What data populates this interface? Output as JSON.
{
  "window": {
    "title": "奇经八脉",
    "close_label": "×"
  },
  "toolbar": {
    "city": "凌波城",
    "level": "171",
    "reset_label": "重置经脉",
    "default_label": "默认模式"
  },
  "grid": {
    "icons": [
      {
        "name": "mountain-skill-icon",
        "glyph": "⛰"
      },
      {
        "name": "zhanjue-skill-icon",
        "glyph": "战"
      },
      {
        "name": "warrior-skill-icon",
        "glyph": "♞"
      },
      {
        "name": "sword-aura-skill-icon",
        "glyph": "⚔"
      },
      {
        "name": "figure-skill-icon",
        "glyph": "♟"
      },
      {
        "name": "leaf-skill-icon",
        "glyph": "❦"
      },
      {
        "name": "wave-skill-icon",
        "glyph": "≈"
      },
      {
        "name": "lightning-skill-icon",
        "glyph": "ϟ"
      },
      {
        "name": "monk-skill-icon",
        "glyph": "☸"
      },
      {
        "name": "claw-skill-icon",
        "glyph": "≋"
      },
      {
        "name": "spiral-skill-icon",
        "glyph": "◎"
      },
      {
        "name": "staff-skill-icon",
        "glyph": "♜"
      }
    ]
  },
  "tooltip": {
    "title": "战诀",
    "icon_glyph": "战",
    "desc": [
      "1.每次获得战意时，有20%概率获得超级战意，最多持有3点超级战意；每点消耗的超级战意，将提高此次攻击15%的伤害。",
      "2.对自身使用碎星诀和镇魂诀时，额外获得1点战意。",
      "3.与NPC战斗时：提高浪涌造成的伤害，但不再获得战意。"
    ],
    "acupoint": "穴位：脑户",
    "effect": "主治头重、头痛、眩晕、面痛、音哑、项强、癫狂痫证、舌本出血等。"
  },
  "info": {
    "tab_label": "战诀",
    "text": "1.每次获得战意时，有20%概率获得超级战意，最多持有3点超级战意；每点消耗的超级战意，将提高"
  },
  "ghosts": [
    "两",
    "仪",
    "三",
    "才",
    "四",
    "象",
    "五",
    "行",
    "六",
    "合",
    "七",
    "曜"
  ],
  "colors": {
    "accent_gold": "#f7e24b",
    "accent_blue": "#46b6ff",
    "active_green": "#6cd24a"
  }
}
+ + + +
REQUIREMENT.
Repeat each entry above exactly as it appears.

ANSWER SECTION.
What data populates this interface? Output as JSON.
{
  "window": {
    "title": "奇经八脉",
    "close_label": "×"
  },
  "toolbar": {
    "city": "凌波城",
    "level": "171",
    "reset_label": "重置经脉",
    "default_label": "默认模式"
  },
  "grid": {
    "icons": [
      {
        "name": "mountain-skill-icon",
        "glyph": "⛰"
      },
      {
        "name": "zhanjue-skill-icon",
        "glyph": "战"
      },
      {
        "name": "warrior-skill-icon",
        "glyph": "♞"
      },
      {
        "name": "sword-aura-skill-icon",
        "glyph": "⚔"
      },
      {
        "name": "figure-skill-icon",
        "glyph": "♟"
      },
      {
        "name": "leaf-skill-icon",
        "glyph": "❦"
      },
      {
        "name": "wave-skill-icon",
        "glyph": "≈"
      },
      {
        "name": "lightning-skill-icon",
        "glyph": "ϟ"
      },
      {
        "name": "monk-skill-icon",
        "glyph": "☸"
      },
      {
        "name": "claw-skill-icon",
        "glyph": "≋"
      },
      {
        "name": "spiral-skill-icon",
        "glyph": "◎"
      },
      {
        "name": "staff-skill-icon",
        "glyph": "♜"
      }
    ]
  },
  "tooltip": {
    "title": "战诀",
    "icon_glyph": "战",
    "desc": [
      "1.每次获得战意时，有20%概率获得超级战意，最多持有3点超级战意；每点消耗的超级战意，将提高此次攻击15%的伤害。",
      "2.对自身使用碎星诀和镇魂诀时，额外获得1点战意。",
      "3.与NPC战斗时：提高浪涌造成的伤害，但不再获得战意。"
    ],
    "acupoint": "穴位：脑户",
    "effect": "主治头重、头痛、眩晕、面痛、音哑、项强、癫狂痫证、舌本出血等。"
  },
  "info": {
    "tab_label": "战诀",
    "text": "1.每次获得战意时，有20%概率获得超级战意，最多持有3点超级战意；每点消耗的超级战意，将提高"
  },
  "ghosts": [
    "两",
    "仪",
    "三",
    "才",
    "四",
    "象",
    "五",
    "行",
    "六",
    "合",
    "七",
    "曜"
  ],
  "colors": {
    "accent_gold": "#f7e24b",
    "accent_blue": "#46b6ff",
    "active_green": "#6cd24a"
  }
}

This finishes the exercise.